Discussion over at Slashdot about nuclear power, touched
off by this
piece in the Washington Post. (See also this response the
Daily Kos: "Patrick Moore is a paid consultant for the mining, logging, biotech and energy industries, and putting him out as "ex-Greenpeace" is a lot like calling Scooter Libby an "ex-Hill staffer.")
Some excerpts from my posts on the topic:
Is fission less dangerous to the environment than coal? Perhaps. If it
were a choice between only between building more coal plants and building
fission ones, it's possible that fission might win out. (Though I think it
would have to depend of the specifics of the technologies and
But that's the wrong question.
At best, fission is still a stop-gap: supplies of fissionables are
limited, on the order of a century or two at most, perhaps much less. So is
it not more reasonable to divert resources to solving the problem right -
with fusion reseach, renewables (i.e., using that big fusion reactor in the
sky, including ideas like orbital photovoltaics) and better energy
efficiency - than to build fission reactors and [push] the problem onto
our great-grandchildren? (Or rather, for us non-breeders, our friends'
[The Moore editorial] mentions the Iran situation only to gloss over it,
but there are massive security concerns with fission technology.
Also [the Moore editorial] is inaccurate in talking about nuclear
waste; the problem is not the U and Pu in spent fuel, which can be
processed and reused, but thorium, radium, radon, and radioactive lead
Is some of the opposition to fission irrational?
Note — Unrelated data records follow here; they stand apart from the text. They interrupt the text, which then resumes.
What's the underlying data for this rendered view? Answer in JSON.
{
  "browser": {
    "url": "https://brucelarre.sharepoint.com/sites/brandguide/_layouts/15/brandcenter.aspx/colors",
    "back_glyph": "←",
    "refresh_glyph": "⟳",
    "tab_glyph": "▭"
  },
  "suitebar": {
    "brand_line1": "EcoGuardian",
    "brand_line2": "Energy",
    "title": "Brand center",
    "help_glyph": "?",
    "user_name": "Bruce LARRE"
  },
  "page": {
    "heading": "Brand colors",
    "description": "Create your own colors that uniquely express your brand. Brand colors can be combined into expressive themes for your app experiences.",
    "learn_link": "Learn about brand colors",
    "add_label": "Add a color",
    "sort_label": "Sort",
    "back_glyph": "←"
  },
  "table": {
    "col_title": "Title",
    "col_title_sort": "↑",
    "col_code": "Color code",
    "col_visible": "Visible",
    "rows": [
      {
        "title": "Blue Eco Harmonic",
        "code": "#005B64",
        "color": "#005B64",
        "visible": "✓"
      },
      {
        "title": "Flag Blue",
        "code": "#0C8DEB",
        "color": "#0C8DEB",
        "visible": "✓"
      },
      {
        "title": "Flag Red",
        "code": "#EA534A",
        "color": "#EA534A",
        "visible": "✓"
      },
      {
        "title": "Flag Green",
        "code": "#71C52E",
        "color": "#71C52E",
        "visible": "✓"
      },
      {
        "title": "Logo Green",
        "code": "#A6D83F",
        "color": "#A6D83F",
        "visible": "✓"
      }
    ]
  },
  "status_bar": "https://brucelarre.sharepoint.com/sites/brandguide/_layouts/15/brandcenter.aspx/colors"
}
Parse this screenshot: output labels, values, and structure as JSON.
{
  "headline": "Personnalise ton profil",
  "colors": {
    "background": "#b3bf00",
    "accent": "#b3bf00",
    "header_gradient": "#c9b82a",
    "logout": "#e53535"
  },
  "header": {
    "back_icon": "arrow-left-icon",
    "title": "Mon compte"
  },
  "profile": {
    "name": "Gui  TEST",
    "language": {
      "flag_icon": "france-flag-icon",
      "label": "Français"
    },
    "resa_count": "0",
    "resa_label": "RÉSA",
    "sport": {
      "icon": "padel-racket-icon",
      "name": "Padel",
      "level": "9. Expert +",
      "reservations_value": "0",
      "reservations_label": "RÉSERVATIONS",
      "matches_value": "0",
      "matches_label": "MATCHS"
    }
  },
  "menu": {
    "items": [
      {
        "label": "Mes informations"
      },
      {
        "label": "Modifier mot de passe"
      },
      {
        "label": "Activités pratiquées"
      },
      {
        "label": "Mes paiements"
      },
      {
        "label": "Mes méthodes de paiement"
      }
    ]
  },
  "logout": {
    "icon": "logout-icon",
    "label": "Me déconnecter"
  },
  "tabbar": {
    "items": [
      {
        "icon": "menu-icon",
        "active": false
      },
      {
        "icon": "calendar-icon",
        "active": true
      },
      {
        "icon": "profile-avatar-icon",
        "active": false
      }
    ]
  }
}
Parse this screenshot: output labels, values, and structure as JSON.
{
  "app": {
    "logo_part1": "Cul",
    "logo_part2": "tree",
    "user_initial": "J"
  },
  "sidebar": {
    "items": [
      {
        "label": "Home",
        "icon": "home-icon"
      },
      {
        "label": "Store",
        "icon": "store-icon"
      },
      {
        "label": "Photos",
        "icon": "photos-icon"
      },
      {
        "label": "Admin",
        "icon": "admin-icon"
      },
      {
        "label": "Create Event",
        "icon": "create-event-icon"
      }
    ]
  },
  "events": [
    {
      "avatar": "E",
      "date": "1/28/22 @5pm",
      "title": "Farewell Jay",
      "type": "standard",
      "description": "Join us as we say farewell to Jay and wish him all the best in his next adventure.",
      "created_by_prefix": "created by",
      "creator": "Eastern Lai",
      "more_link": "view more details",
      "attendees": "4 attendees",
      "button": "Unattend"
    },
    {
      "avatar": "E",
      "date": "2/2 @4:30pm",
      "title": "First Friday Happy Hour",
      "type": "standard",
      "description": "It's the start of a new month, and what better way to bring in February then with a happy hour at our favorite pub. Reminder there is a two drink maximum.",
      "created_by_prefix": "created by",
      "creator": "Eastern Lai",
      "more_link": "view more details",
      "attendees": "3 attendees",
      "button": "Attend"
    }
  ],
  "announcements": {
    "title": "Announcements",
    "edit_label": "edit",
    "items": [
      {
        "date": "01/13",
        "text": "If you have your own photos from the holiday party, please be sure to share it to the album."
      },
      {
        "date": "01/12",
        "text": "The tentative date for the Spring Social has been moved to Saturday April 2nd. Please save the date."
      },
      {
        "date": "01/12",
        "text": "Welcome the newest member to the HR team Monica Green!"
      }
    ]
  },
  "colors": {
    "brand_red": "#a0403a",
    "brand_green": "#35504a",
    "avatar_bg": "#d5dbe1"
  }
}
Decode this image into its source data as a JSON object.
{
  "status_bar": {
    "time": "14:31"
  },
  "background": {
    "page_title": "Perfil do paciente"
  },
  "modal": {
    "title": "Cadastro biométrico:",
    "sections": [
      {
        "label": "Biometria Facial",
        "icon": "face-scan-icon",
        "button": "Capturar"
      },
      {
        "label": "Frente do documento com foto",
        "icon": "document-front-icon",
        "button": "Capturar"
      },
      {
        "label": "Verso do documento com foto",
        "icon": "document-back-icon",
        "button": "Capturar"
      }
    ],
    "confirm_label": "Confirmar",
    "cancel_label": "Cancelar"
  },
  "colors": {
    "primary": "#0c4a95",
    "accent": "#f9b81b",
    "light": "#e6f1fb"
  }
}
Yes. But so is some of
its support, based on an almost romantic notion of "man harnassing the
mighty power of the atom!"